== Instructions to follow ==
State, as a single number, how many lines in the data below contain "Schaltschrank".

Website and app data records
______
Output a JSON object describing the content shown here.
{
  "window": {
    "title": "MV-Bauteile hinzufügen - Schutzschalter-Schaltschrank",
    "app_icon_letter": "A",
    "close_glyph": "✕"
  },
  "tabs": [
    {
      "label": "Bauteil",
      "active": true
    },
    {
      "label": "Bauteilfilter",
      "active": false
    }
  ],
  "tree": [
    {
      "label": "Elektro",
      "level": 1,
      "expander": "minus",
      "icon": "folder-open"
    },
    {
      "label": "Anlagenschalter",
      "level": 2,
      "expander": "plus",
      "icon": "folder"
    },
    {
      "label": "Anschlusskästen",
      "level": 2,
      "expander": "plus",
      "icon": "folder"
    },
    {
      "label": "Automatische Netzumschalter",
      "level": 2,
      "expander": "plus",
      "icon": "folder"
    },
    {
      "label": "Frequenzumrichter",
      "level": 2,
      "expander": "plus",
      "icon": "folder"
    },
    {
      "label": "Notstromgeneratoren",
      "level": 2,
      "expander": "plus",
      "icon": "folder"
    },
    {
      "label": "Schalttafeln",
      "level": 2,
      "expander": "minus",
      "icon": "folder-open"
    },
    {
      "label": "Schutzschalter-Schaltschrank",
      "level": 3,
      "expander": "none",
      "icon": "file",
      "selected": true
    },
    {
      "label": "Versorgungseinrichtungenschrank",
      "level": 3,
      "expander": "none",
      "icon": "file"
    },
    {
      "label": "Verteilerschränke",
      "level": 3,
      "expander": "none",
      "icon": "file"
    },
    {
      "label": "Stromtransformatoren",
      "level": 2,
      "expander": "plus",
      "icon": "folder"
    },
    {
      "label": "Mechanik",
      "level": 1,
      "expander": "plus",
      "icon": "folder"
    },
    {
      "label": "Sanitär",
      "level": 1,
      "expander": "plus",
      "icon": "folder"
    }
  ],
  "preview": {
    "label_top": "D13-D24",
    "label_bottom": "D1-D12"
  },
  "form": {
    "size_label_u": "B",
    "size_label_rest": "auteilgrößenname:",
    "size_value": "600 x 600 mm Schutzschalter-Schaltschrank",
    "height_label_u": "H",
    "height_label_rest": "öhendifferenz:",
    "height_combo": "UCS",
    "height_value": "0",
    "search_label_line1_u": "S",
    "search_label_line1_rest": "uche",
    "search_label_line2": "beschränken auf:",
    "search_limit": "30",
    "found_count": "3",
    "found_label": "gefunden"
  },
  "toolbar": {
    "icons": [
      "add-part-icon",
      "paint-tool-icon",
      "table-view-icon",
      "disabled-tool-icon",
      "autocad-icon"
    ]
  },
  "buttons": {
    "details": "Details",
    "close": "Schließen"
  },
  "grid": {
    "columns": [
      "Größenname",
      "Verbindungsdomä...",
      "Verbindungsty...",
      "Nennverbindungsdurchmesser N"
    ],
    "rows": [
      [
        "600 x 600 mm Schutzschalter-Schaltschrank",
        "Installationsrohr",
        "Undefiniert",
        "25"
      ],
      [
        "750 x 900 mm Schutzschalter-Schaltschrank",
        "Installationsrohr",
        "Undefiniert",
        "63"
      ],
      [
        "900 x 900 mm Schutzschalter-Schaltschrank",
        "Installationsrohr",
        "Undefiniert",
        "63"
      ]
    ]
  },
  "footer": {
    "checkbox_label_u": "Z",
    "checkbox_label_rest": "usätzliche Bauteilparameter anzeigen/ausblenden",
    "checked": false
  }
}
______
== Response area ==
6